**What is expected**. Could the data below be printed out exactly, with the pictures left out?
§
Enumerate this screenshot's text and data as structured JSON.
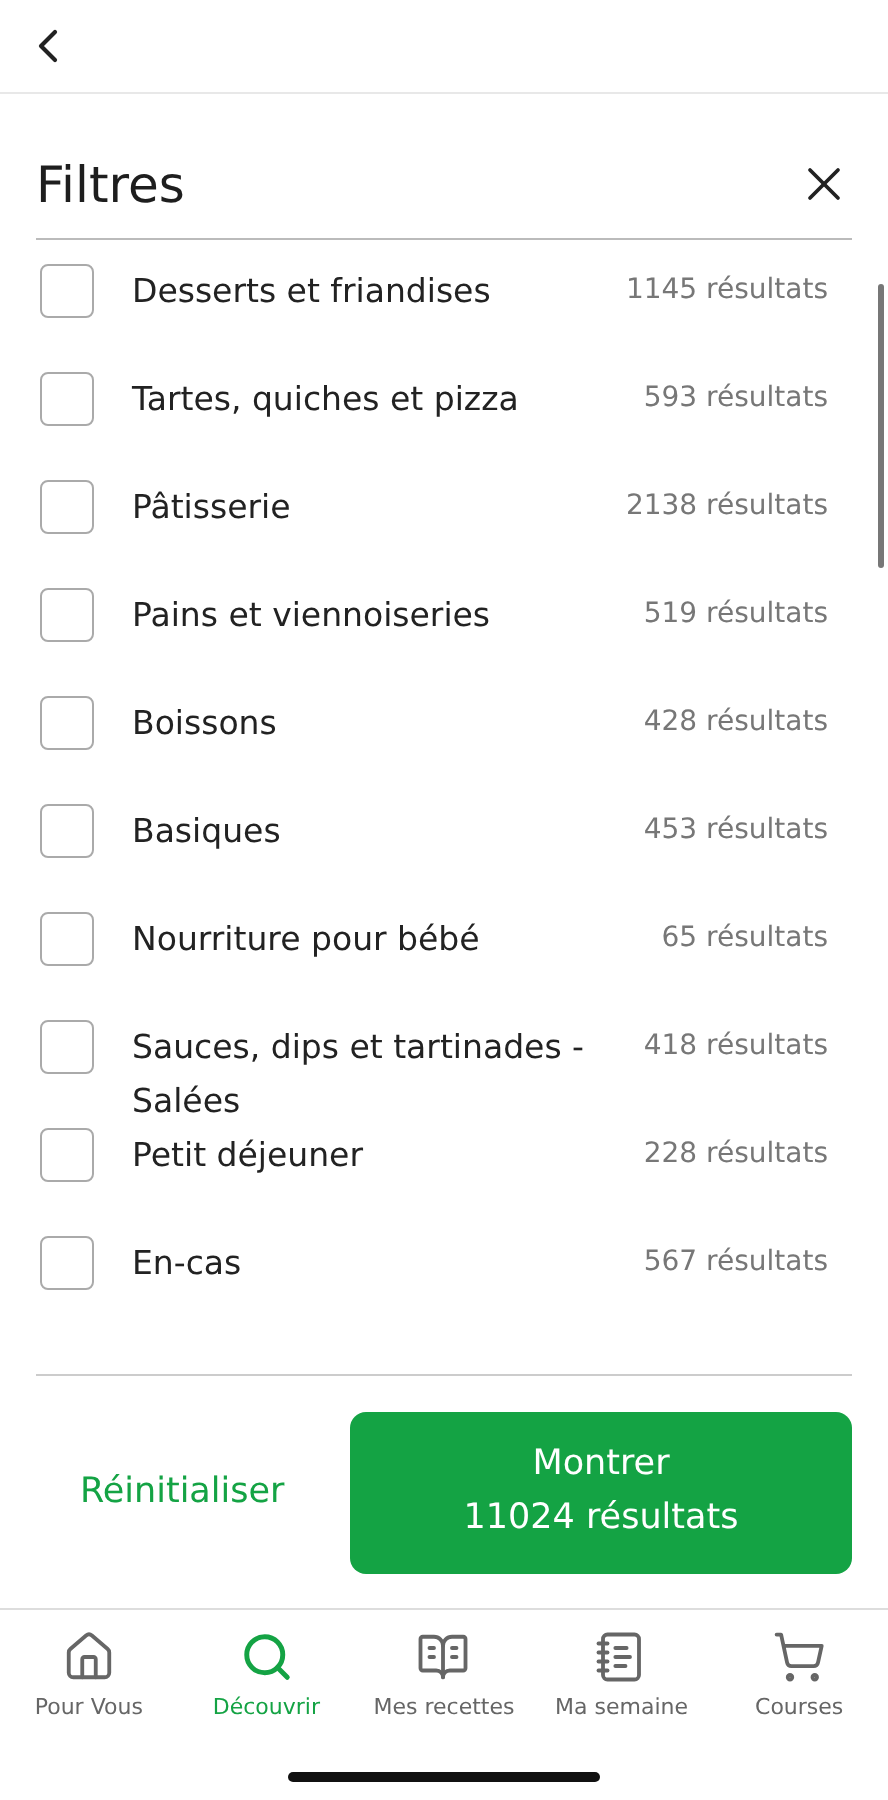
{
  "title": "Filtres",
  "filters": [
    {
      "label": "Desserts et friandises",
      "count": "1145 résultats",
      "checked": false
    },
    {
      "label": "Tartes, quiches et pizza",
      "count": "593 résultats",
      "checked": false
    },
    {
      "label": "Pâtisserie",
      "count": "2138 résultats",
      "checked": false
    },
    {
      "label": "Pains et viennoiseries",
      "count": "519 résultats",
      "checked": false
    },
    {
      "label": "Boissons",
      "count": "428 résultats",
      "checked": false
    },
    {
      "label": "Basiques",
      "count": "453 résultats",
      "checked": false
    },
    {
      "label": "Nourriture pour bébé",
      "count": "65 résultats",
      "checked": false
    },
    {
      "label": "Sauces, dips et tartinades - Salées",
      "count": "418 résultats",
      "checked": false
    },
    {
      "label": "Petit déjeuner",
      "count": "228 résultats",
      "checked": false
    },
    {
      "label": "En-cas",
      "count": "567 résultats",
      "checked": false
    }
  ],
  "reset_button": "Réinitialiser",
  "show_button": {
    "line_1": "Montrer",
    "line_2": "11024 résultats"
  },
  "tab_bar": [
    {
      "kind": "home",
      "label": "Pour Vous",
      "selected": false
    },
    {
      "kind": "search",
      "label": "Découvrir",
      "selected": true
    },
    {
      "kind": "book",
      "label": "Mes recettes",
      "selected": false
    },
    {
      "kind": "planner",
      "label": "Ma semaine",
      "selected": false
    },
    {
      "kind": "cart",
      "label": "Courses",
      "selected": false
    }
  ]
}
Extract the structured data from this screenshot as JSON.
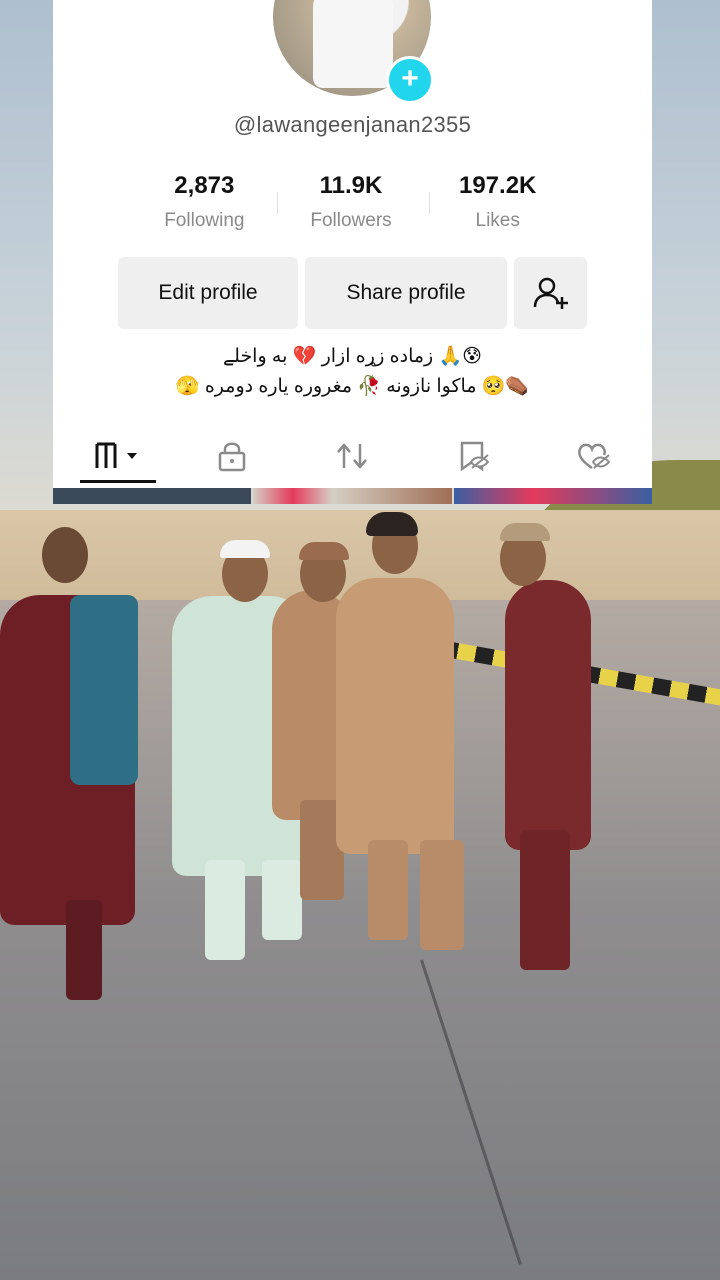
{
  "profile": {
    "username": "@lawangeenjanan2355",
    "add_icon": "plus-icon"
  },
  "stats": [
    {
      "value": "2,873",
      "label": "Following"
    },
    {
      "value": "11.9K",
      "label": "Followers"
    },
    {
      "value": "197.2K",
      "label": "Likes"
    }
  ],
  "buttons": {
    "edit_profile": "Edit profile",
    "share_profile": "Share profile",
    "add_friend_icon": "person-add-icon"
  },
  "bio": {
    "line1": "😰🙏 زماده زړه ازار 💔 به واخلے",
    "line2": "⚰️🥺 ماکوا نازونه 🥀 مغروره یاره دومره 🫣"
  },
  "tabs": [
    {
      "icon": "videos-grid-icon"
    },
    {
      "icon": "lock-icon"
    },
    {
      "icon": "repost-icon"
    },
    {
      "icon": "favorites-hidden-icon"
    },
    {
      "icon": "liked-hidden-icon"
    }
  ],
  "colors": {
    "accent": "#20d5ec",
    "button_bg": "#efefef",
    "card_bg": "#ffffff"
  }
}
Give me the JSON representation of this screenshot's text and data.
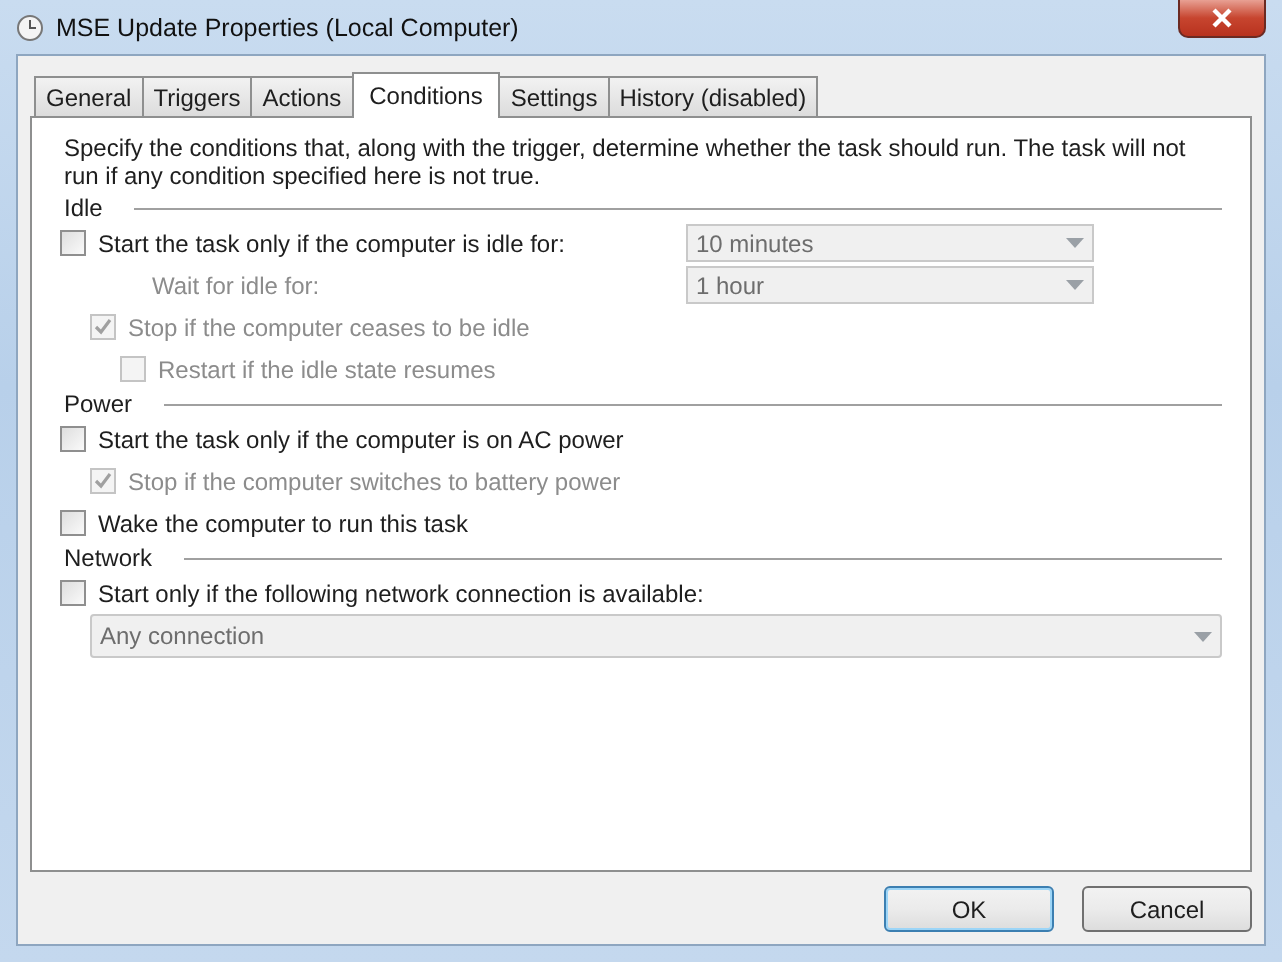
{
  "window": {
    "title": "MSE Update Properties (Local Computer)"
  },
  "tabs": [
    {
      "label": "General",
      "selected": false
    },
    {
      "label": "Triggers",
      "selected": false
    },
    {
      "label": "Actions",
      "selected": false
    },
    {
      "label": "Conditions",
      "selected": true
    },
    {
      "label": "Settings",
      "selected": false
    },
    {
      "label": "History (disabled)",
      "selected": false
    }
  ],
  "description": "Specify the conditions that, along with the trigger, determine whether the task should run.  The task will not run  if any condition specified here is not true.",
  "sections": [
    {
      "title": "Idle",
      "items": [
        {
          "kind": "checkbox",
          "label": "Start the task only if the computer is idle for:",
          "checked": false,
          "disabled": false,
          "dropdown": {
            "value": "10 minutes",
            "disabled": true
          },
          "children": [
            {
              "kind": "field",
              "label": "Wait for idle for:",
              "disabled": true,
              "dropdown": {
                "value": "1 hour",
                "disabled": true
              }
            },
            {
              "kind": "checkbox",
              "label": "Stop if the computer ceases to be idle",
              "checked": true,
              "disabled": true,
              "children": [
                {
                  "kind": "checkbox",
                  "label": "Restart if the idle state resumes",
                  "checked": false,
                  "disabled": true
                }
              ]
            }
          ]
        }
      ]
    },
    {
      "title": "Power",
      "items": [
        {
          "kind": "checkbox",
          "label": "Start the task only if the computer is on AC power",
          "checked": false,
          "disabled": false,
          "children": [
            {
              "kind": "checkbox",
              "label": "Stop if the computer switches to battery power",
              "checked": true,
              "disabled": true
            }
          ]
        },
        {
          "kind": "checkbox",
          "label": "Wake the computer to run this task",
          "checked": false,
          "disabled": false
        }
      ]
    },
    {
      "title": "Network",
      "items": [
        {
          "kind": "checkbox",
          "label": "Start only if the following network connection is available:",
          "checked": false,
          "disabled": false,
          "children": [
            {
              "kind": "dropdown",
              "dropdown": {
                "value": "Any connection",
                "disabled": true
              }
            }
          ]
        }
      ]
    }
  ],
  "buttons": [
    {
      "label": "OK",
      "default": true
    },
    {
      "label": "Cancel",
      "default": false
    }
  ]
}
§
**Answer below**.
Enumerate this screenshot's text and data as structured JSON.
{
  "title": "Filtres",
  "filters": [
    {
      "label": "Desserts et friandises",
      "count": "1145 résultats",
      "checked": false
    },
    {
      "label": "Tartes, quiches et pizza",
      "count": "593 résultats",
      "checked": false
    },
    {
      "label": "Pâtisserie",
      "count": "2138 résultats",
      "checked": false
    },
    {
      "label": "Pains et viennoiseries",
      "count": "519 résultats",
      "checked": false
    },
    {
      "label": "Boissons",
      "count": "428 résultats",
      "checked": false
    },
    {
      "label": "Basiques",
      "count": "453 résultats",
      "checked": false
    },
    {
      "label": "Nourriture pour bébé",
      "count": "65 résultats",
      "checked": false
    },
    {
      "label": "Sauces, dips et tartinades - Salées",
      "count": "418 résultats",
      "checked": false
    },
    {
      "label": "Petit déjeuner",
      "count": "228 résultats",
      "checked": false
    },
    {
      "label": "En-cas",
      "count": "567 résultats",
      "checked": false
    }
  ],
  "reset_button": "Réinitialiser",
  "show_button": {
    "line_1": "Montrer",
    "line_2": "11024 résultats"
  },
  "tab_bar": [
    {
      "kind": "home",
      "label": "Pour Vous",
      "selected": false
    },
    {
      "kind": "search",
      "label": "Découvrir",
      "selected": true
    },
    {
      "kind": "book",
      "label": "Mes recettes",
      "selected": false
    },
    {
      "kind": "planner",
      "label": "Ma semaine",
      "selected": false
    },
    {
      "kind": "cart",
      "label": "Courses",
      "selected": false
    }
  ]
}
Extract the structured data from this screenshot as JSON.
{
  "profile": {
    "username": "@lawangeenjanan2355",
    "add_icon": "plus-icon"
  },
  "stats": [
    {
      "value": "2,873",
      "label": "Following"
    },
    {
      "value": "11.9K",
      "label": "Followers"
    },
    {
      "value": "197.2K",
      "label": "Likes"
    }
  ],
  "buttons": {
    "edit_profile": "Edit profile",
    "share_profile": "Share profile",
    "add_friend_icon": "person-add-icon"
  },
  "bio": {
    "line1": "😰🙏 زماده زړه ازار 💔 به واخلے",
    "line2": "⚰️🥺 ماکوا نازونه 🥀 مغروره یاره دومره 🫣"
  },
  "tabs": [
    {
      "icon": "videos-grid-icon"
    },
    {
      "icon": "lock-icon"
    },
    {
      "icon": "repost-icon"
    },
    {
      "icon": "favorites-hidden-icon"
    },
    {
      "icon": "liked-hidden-icon"
    }
  ],
  "colors": {
    "accent": "#20d5ec",
    "button_bg": "#efefef",
    "card_bg": "#ffffff"
  }
}
Give me the JSON representation of this screenshot's text and data.
{
  "window": {
    "title": "MSE Update Properties (Local Computer)"
  },
  "tabs": [
    {
      "label": "General",
      "selected": false
    },
    {
      "label": "Triggers",
      "selected": false
    },
    {
      "label": "Actions",
      "selected": false
    },
    {
      "label": "Conditions",
      "selected": true
    },
    {
      "label": "Settings",
      "selected": false
    },
    {
      "label": "History (disabled)",
      "selected": false
    }
  ],
  "description": "Specify the conditions that, along with the trigger, determine whether the task should run.  The task will not run  if any condition specified here is not true.",
  "sections": [
    {
      "title": "Idle",
      "items": [
        {
          "kind": "checkbox",
          "label": "Start the task only if the computer is idle for:",
          "checked": false,
          "disabled": false,
          "dropdown": {
            "value": "10 minutes",
            "disabled": true
          },
          "children": [
            {
              "kind": "field",
              "label": "Wait for idle for:",
              "disabled": true,
              "dropdown": {
                "value": "1 hour",
                "disabled": true
              }
            },
            {
              "kind": "checkbox",
              "label": "Stop if the computer ceases to be idle",
              "checked": true,
              "disabled": true,
              "children": [
                {
                  "kind": "checkbox",
                  "label": "Restart if the idle state resumes",
                  "checked": false,
                  "disabled": true
                }
              ]
            }
          ]
        }
      ]
    },
    {
      "title": "Power",
      "items": [
        {
          "kind": "checkbox",
          "label": "Start the task only if the computer is on AC power",
          "checked": false,
          "disabled": false,
          "children": [
            {
              "kind": "checkbox",
              "label": "Stop if the computer switches to battery power",
              "checked": true,
              "disabled": true
            }
          ]
        },
        {
          "kind": "checkbox",
          "label": "Wake the computer to run this task",
          "checked": false,
          "disabled": false
        }
      ]
    },
    {
      "title": "Network",
      "items": [
        {
          "kind": "checkbox",
          "label": "Start only if the following network connection is available:",
          "checked": false,
          "disabled": false,
          "children": [
            {
              "kind": "dropdown",
              "dropdown": {
                "value": "Any connection",
                "disabled": true
              }
            }
          ]
        }
      ]
    }
  ],
  "buttons": [
    {
      "label": "OK",
      "default": true
    },
    {
      "label": "Cancel",
      "default": false
    }
  ]
}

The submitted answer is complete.